When the chute opens, it’s not that ka-kunk thing you see in the movies. It’s just that the people you’re talking to or looking at just sort of drop through the bottom of the floor. Then it became extremely peaceful and really dreamy. I was like, “Hey, there’s Wrigley Field, can we go over there?”
Harold Ramis told the Tribune recently that Columbia Pictures is developing “Ghostbusters 3.” Would you be interested in doing another sequel?
It’s all talk until the script shows up. When Danny (Aykroyd) used to say, “Come on, we’ll do one more,” I said, “Well, I’ll do it disembodied. Kill me off, and I’ll be a ghost.” I thought that was a decent idea.
You recently voiced your character, Peter Venkman, for a “Ghostbusters” video game. What was that like?
That was fun. I’m not really a game guy, but I enjoyed recording it. It was funny. I liked being the guy again. I was walking down the street singing the “Ghostbusters” song. I’m sure people were thinking, “Hey pal, get over it. Really. Kinda full of yourself, or what?” But I hadn’t thought about it in so long that it was fun to be that guy.
Your friend Del Close attempted to donate his skull to the Goodman Theatre but ultimately couldn’t do it. Did that make you think of any postmortem pranks that you might pull?

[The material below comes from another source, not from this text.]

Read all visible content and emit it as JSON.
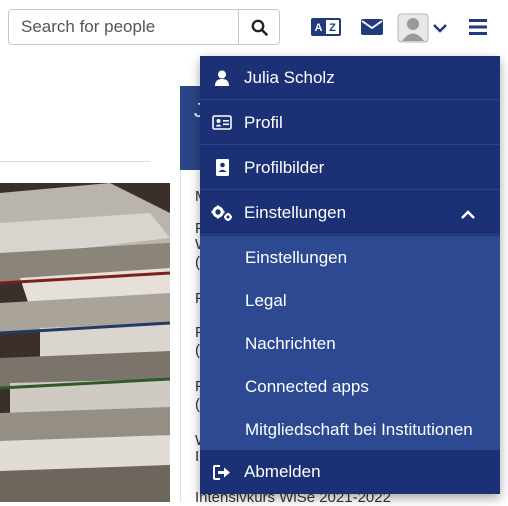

That story about the skull thing is such a great story. I hate to hear it debunked, whether it’s true or not. I’m sorry if (Close’s skull donation) didn’t happen. I figured that it didn’t happen for some legal reason.

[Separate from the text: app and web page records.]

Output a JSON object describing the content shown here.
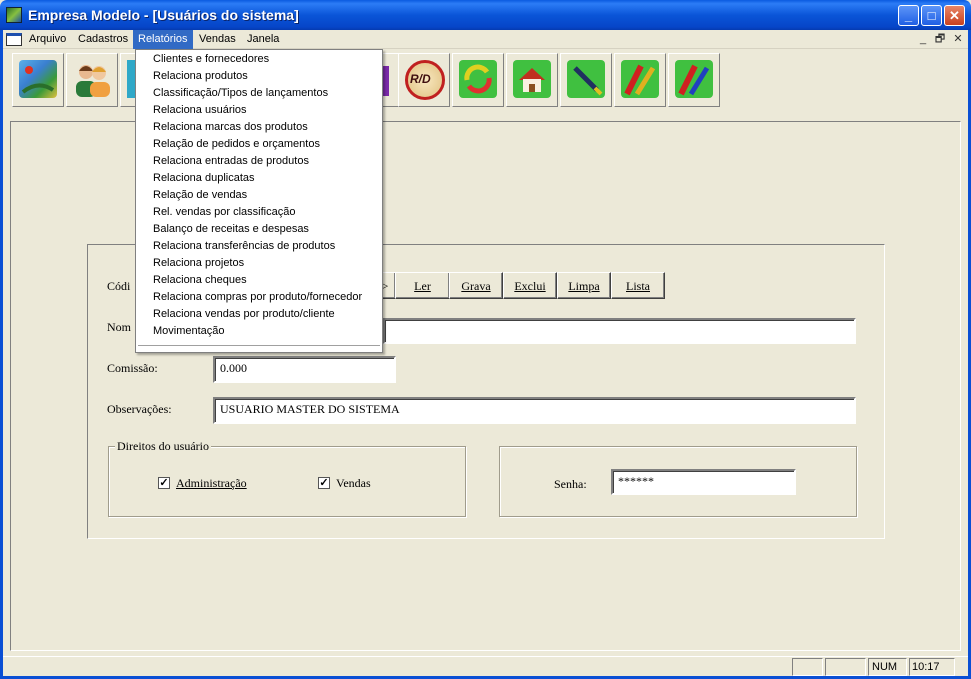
{
  "window": {
    "title": "Empresa Modelo - [Usuários do sistema]",
    "minimize": "_",
    "maximize": "□",
    "close": "✕"
  },
  "menubar": {
    "items": [
      "Arquivo",
      "Cadastros",
      "Relatórios",
      "Vendas",
      "Janela"
    ],
    "active": "Relatórios",
    "mdi_controls": [
      "_",
      "🗗",
      "✕"
    ]
  },
  "toolbar": {
    "icons": [
      "map-icon",
      "users-icon",
      "partial-icon",
      "rd-icon",
      "refresh-icon",
      "home-icon",
      "pen-icon",
      "pencil-red-icon",
      "pencil-blue-icon"
    ],
    "rd_label": "R/D"
  },
  "relatorios_menu": {
    "items": [
      "Clientes e fornecedores",
      "Relaciona produtos",
      "Classificação/Tipos de lançamentos",
      "Relaciona usuários",
      "Relaciona marcas dos produtos",
      "Relação de pedidos e orçamentos",
      "Relaciona entradas de produtos",
      "Relaciona duplicatas",
      "Relação de vendas",
      "Rel. vendas por classificação",
      "Balanço de receitas e despesas",
      "Relaciona transferências de produtos",
      "Relaciona projetos",
      "Relaciona cheques",
      "Relaciona compras por produto/fornecedor",
      "Relaciona vendas por produto/cliente",
      "Movimentação"
    ]
  },
  "form": {
    "codigo_label": "Códi",
    "nome_label": "Nom",
    "nav_partial": ">",
    "buttons": [
      "Ler",
      "Grava",
      "Exclui",
      "Limpa",
      "Lista"
    ],
    "nome_value": "",
    "comissao_label": "Comissão:",
    "comissao_value": "0.000",
    "observacoes_label": "Observações:",
    "observacoes_value": "USUARIO MASTER DO SISTEMA",
    "direitos_title": "Direitos do usuário",
    "admin_label": "Administração",
    "admin_checked": "✓",
    "vendas_label": "Vendas",
    "vendas_checked": "✓",
    "senha_label": "Senha:",
    "senha_value": "******"
  },
  "statusbar": {
    "num": "NUM",
    "time": "10:17"
  }
}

Sorry to say this, but you’re talking to the guy who debunked it.
Well, it’s very disappointing. Because that intention is so unique and so wonderful.
But I actually found out how it could be done.
I’d love to know. So how do you do it?
You ship your body to a place called Skulls Unlimited in Oklahoma City, and they’ll take care of it. It’s not illegal.
Plus, you’ve got to have enough money to FedEx a casket around.
If I felt myself getting ill, I’d like to have that paperwork sorted out before I went to the end. I love the idea of his skull, or my skull, being somewhere. It’s not going to do anybody any good anywhere else.
“A fellow of infinite jest” - that would be a great thing to be known as.